Black popular culture
'Popcorn Shells' comes from a series of paintings about music that sample the heroes of jazz, hip hop, rap and black popular culture, mixing them up with overtly decorative African art. Just as jazz is a fusion of musical, cultural and personal influences, this painting fuses together the artist's perceptions of its origins and development, mapping out a family tree of musicians.
Chris Ofili identifies the stars of the genre and illustrates their inspirations;
a wreath of little heads, for example, rings a larger reproduction of Aretha Franklin.
'Popcorn Shells' takes a scrapbook approach to history and culture; like a jazz musician, Ofili replays familiar tunes in his own personal style.
Layering photographic images, resin dots, glitter and paint, he also adds another signature element:
lumps of elephant dung.
Balanced against the wall, 'Popcorn Shells' rests on two dung props. More than just a cultural signifier, the dung (itself lacquered with a glittering resin) unceremoniously breaks up the decorative aesthetic in Ofili's paintings.
View other Arts Council Collection works by Chris Ofili

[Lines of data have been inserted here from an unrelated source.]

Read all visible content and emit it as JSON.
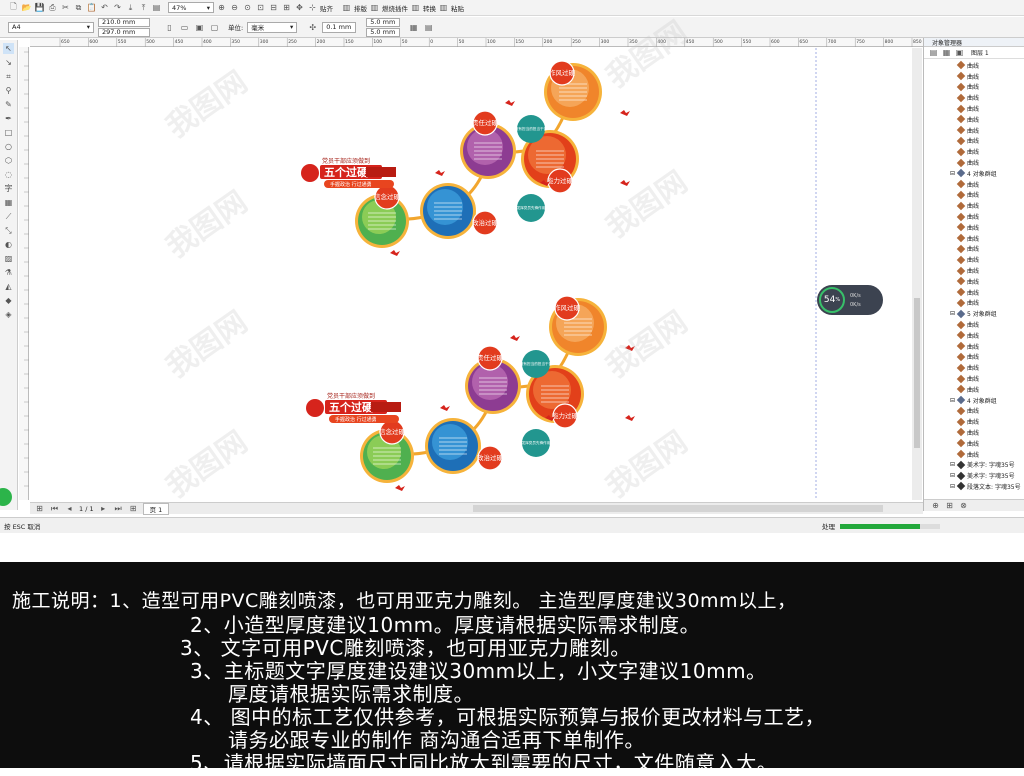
{
  "toolbar": {
    "zoom": "47%",
    "snap_label": "贴齐",
    "dist_label": "排版",
    "plugin_label": "燃烧插件",
    "transform_label": "转换",
    "paste_label": "粘贴"
  },
  "propbar": {
    "page_size": "A4",
    "width": "210.0 mm",
    "height": "297.0 mm",
    "unit_label": "单位:",
    "unit": "毫米",
    "nudge": "0.1 mm",
    "dup_x": "5.0 mm",
    "dup_y": "5.0 mm"
  },
  "ruler_ticks": [
    "650",
    "600",
    "550",
    "500",
    "450",
    "400",
    "350",
    "300",
    "250",
    "200",
    "150",
    "100",
    "50",
    "0",
    "50",
    "100",
    "150",
    "200",
    "250",
    "300",
    "350",
    "400",
    "450",
    "500",
    "550",
    "600",
    "650",
    "700",
    "750",
    "800",
    "850"
  ],
  "design": {
    "header": "党员干部应须做到",
    "title": "五个过硬",
    "subtitle": "手握政治 行过通勇",
    "badges": [
      "作风过硬",
      "责任过硬",
      "能力过硬",
      "信念过硬",
      "政治过硬"
    ],
    "teal1": "做有担当的担当干部",
    "teal2": "发挥党员先锋作用"
  },
  "dock": {
    "title": "对象管理器",
    "layer": "图层 1",
    "items": [
      "曲线",
      "曲线",
      "曲线",
      "曲线",
      "曲线",
      "曲线",
      "曲线",
      "曲线",
      "曲线",
      "曲线",
      "4 对象群组",
      "曲线",
      "曲线",
      "曲线",
      "曲线",
      "曲线",
      "曲线",
      "曲线",
      "曲线",
      "曲线",
      "曲线",
      "曲线",
      "曲线",
      "5 对象群组",
      "曲线",
      "曲线",
      "曲线",
      "曲线",
      "曲线",
      "曲线",
      "曲线",
      "4 对象群组",
      "曲线",
      "曲线",
      "曲线",
      "曲线",
      "曲线",
      "美术字: 字魂35号",
      "美术字: 字魂35号",
      "段落文本: 字魂35号"
    ]
  },
  "pagenav": {
    "count": "1 / 1",
    "tab": "页 1"
  },
  "status": {
    "hint": "按 ESC 取消",
    "process": "处理",
    "progress": 0.8
  },
  "perf": {
    "value": "54",
    "unit": "%",
    "up": "0K/s",
    "down": "0K/s"
  },
  "notes": [
    "施工说明：1、造型可用PVC雕刻喷漆，也可用亚克力雕刻。  主造型厚度建议30mm以上，",
    "2、小造型厚度建议10mm。厚度请根据实际需求制度。",
    "3、 文字可用PVC雕刻喷漆，也可用亚克力雕刻。",
    "3、主标题文字厚度建设建议30mm以上，小文字建议10mm。",
    "厚度请根据实际需求制度。",
    "4、 图中的标工艺仅供参考，可根据实际预算与报价更改材料与工艺，",
    "请务必跟专业的制作 商沟通合适再下单制作。",
    "5、请根据实际墙面尺寸同比放大到需要的尺寸，文件随意入大。"
  ],
  "watermark": "我图网"
}
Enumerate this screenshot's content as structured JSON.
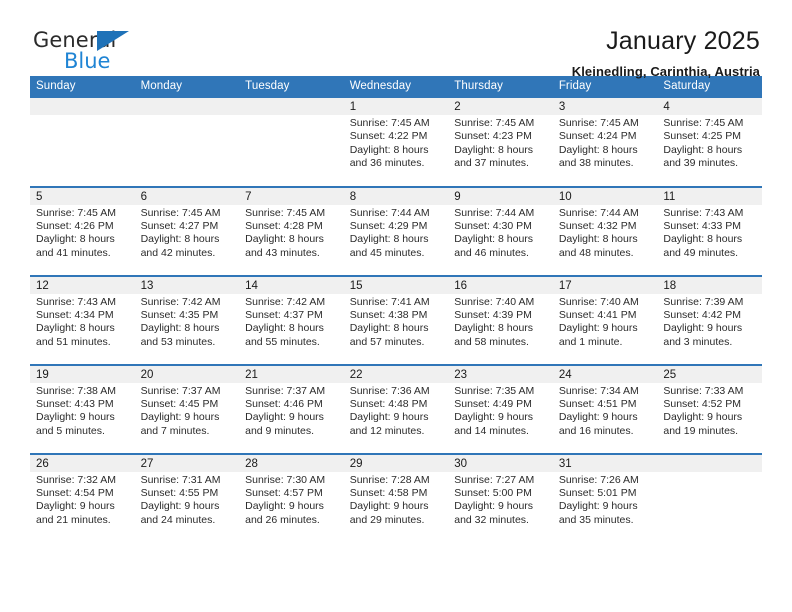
{
  "logo": {
    "word1": "General",
    "word2": "Blue",
    "triangle_color": "#1f72b8",
    "word2_color": "#1f84d4",
    "icon": "general-blue-logo"
  },
  "header": {
    "title": "January 2025",
    "subtitle": "Kleinedling, Carinthia, Austria"
  },
  "calendar": {
    "accent_color": "#3076b8",
    "daynum_band_color": "#f0f0f0",
    "weekday_headers": [
      "Sunday",
      "Monday",
      "Tuesday",
      "Wednesday",
      "Thursday",
      "Friday",
      "Saturday"
    ],
    "labels": {
      "sunrise": "Sunrise:",
      "sunset": "Sunset:",
      "daylight": "Daylight:"
    },
    "weeks": [
      [
        {
          "day": "",
          "blank": true
        },
        {
          "day": "",
          "blank": true
        },
        {
          "day": "",
          "blank": true
        },
        {
          "day": "1",
          "sunrise": "Sunrise: 7:45 AM",
          "sunset": "Sunset: 4:22 PM",
          "daylight_1": "Daylight: 8 hours",
          "daylight_2": "and 36 minutes."
        },
        {
          "day": "2",
          "sunrise": "Sunrise: 7:45 AM",
          "sunset": "Sunset: 4:23 PM",
          "daylight_1": "Daylight: 8 hours",
          "daylight_2": "and 37 minutes."
        },
        {
          "day": "3",
          "sunrise": "Sunrise: 7:45 AM",
          "sunset": "Sunset: 4:24 PM",
          "daylight_1": "Daylight: 8 hours",
          "daylight_2": "and 38 minutes."
        },
        {
          "day": "4",
          "sunrise": "Sunrise: 7:45 AM",
          "sunset": "Sunset: 4:25 PM",
          "daylight_1": "Daylight: 8 hours",
          "daylight_2": "and 39 minutes."
        }
      ],
      [
        {
          "day": "5",
          "sunrise": "Sunrise: 7:45 AM",
          "sunset": "Sunset: 4:26 PM",
          "daylight_1": "Daylight: 8 hours",
          "daylight_2": "and 41 minutes."
        },
        {
          "day": "6",
          "sunrise": "Sunrise: 7:45 AM",
          "sunset": "Sunset: 4:27 PM",
          "daylight_1": "Daylight: 8 hours",
          "daylight_2": "and 42 minutes."
        },
        {
          "day": "7",
          "sunrise": "Sunrise: 7:45 AM",
          "sunset": "Sunset: 4:28 PM",
          "daylight_1": "Daylight: 8 hours",
          "daylight_2": "and 43 minutes."
        },
        {
          "day": "8",
          "sunrise": "Sunrise: 7:44 AM",
          "sunset": "Sunset: 4:29 PM",
          "daylight_1": "Daylight: 8 hours",
          "daylight_2": "and 45 minutes."
        },
        {
          "day": "9",
          "sunrise": "Sunrise: 7:44 AM",
          "sunset": "Sunset: 4:30 PM",
          "daylight_1": "Daylight: 8 hours",
          "daylight_2": "and 46 minutes."
        },
        {
          "day": "10",
          "sunrise": "Sunrise: 7:44 AM",
          "sunset": "Sunset: 4:32 PM",
          "daylight_1": "Daylight: 8 hours",
          "daylight_2": "and 48 minutes."
        },
        {
          "day": "11",
          "sunrise": "Sunrise: 7:43 AM",
          "sunset": "Sunset: 4:33 PM",
          "daylight_1": "Daylight: 8 hours",
          "daylight_2": "and 49 minutes."
        }
      ],
      [
        {
          "day": "12",
          "sunrise": "Sunrise: 7:43 AM",
          "sunset": "Sunset: 4:34 PM",
          "daylight_1": "Daylight: 8 hours",
          "daylight_2": "and 51 minutes."
        },
        {
          "day": "13",
          "sunrise": "Sunrise: 7:42 AM",
          "sunset": "Sunset: 4:35 PM",
          "daylight_1": "Daylight: 8 hours",
          "daylight_2": "and 53 minutes."
        },
        {
          "day": "14",
          "sunrise": "Sunrise: 7:42 AM",
          "sunset": "Sunset: 4:37 PM",
          "daylight_1": "Daylight: 8 hours",
          "daylight_2": "and 55 minutes."
        },
        {
          "day": "15",
          "sunrise": "Sunrise: 7:41 AM",
          "sunset": "Sunset: 4:38 PM",
          "daylight_1": "Daylight: 8 hours",
          "daylight_2": "and 57 minutes."
        },
        {
          "day": "16",
          "sunrise": "Sunrise: 7:40 AM",
          "sunset": "Sunset: 4:39 PM",
          "daylight_1": "Daylight: 8 hours",
          "daylight_2": "and 58 minutes."
        },
        {
          "day": "17",
          "sunrise": "Sunrise: 7:40 AM",
          "sunset": "Sunset: 4:41 PM",
          "daylight_1": "Daylight: 9 hours",
          "daylight_2": "and 1 minute."
        },
        {
          "day": "18",
          "sunrise": "Sunrise: 7:39 AM",
          "sunset": "Sunset: 4:42 PM",
          "daylight_1": "Daylight: 9 hours",
          "daylight_2": "and 3 minutes."
        }
      ],
      [
        {
          "day": "19",
          "sunrise": "Sunrise: 7:38 AM",
          "sunset": "Sunset: 4:43 PM",
          "daylight_1": "Daylight: 9 hours",
          "daylight_2": "and 5 minutes."
        },
        {
          "day": "20",
          "sunrise": "Sunrise: 7:37 AM",
          "sunset": "Sunset: 4:45 PM",
          "daylight_1": "Daylight: 9 hours",
          "daylight_2": "and 7 minutes."
        },
        {
          "day": "21",
          "sunrise": "Sunrise: 7:37 AM",
          "sunset": "Sunset: 4:46 PM",
          "daylight_1": "Daylight: 9 hours",
          "daylight_2": "and 9 minutes."
        },
        {
          "day": "22",
          "sunrise": "Sunrise: 7:36 AM",
          "sunset": "Sunset: 4:48 PM",
          "daylight_1": "Daylight: 9 hours",
          "daylight_2": "and 12 minutes."
        },
        {
          "day": "23",
          "sunrise": "Sunrise: 7:35 AM",
          "sunset": "Sunset: 4:49 PM",
          "daylight_1": "Daylight: 9 hours",
          "daylight_2": "and 14 minutes."
        },
        {
          "day": "24",
          "sunrise": "Sunrise: 7:34 AM",
          "sunset": "Sunset: 4:51 PM",
          "daylight_1": "Daylight: 9 hours",
          "daylight_2": "and 16 minutes."
        },
        {
          "day": "25",
          "sunrise": "Sunrise: 7:33 AM",
          "sunset": "Sunset: 4:52 PM",
          "daylight_1": "Daylight: 9 hours",
          "daylight_2": "and 19 minutes."
        }
      ],
      [
        {
          "day": "26",
          "sunrise": "Sunrise: 7:32 AM",
          "sunset": "Sunset: 4:54 PM",
          "daylight_1": "Daylight: 9 hours",
          "daylight_2": "and 21 minutes."
        },
        {
          "day": "27",
          "sunrise": "Sunrise: 7:31 AM",
          "sunset": "Sunset: 4:55 PM",
          "daylight_1": "Daylight: 9 hours",
          "daylight_2": "and 24 minutes."
        },
        {
          "day": "28",
          "sunrise": "Sunrise: 7:30 AM",
          "sunset": "Sunset: 4:57 PM",
          "daylight_1": "Daylight: 9 hours",
          "daylight_2": "and 26 minutes."
        },
        {
          "day": "29",
          "sunrise": "Sunrise: 7:28 AM",
          "sunset": "Sunset: 4:58 PM",
          "daylight_1": "Daylight: 9 hours",
          "daylight_2": "and 29 minutes."
        },
        {
          "day": "30",
          "sunrise": "Sunrise: 7:27 AM",
          "sunset": "Sunset: 5:00 PM",
          "daylight_1": "Daylight: 9 hours",
          "daylight_2": "and 32 minutes."
        },
        {
          "day": "31",
          "sunrise": "Sunrise: 7:26 AM",
          "sunset": "Sunset: 5:01 PM",
          "daylight_1": "Daylight: 9 hours",
          "daylight_2": "and 35 minutes."
        },
        {
          "day": "",
          "blank": true
        }
      ]
    ]
  }
}
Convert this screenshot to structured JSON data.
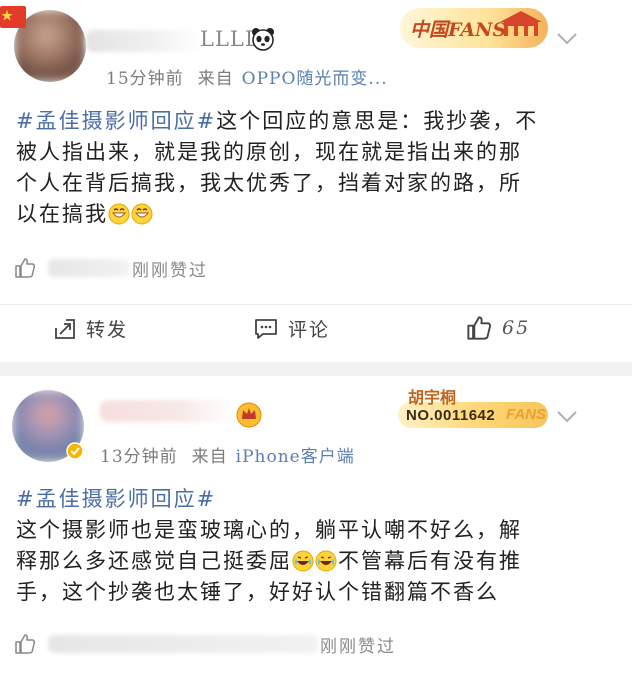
{
  "post1": {
    "username_suffix": "LLLL",
    "time": "15分钟前",
    "from_label": "来自",
    "source": "OPPO随光而变...",
    "badge_text": "中国FANS",
    "hashtag": "#孟佳摄影师回应#",
    "body_lines": [
      "这个回应的意思是：我抄袭，不",
      "被人指出来，就是我的原创，现在就是指出来的那",
      "个人在背后搞我，我太优秀了，挡着对家的路，所",
      "以在搞我"
    ],
    "liked_text": "刚刚赞过",
    "actions": {
      "repost": "转发",
      "comment": "评论",
      "like_count": "65"
    }
  },
  "post2": {
    "time": "13分钟前",
    "from_label": "来自",
    "source": "iPhone客户端",
    "badge_name": "胡宇桐",
    "badge_no": "NO.0011642",
    "badge_fans": "FANS",
    "hashtag": "#孟佳摄影师回应#",
    "body_lines": [
      "这个摄影师也是蛮玻璃心的，躺平认嘲不好么，解",
      "释那么多还感觉自己挺委屈",
      "不管幕后有没有推",
      "手，这个抄袭也太锤了，好好认个错翻篇不香么"
    ],
    "liked_text": "刚刚赞过"
  },
  "colors": {
    "hashtag": "#4b6ea7",
    "meta": "#7c7c7c",
    "source_link": "#5a7fb1",
    "badge_red": "#c24a1a",
    "badge_gold": "#f3c561"
  }
}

Popcorn Shells (1995/1995) by Chris OfiliArts Council Collection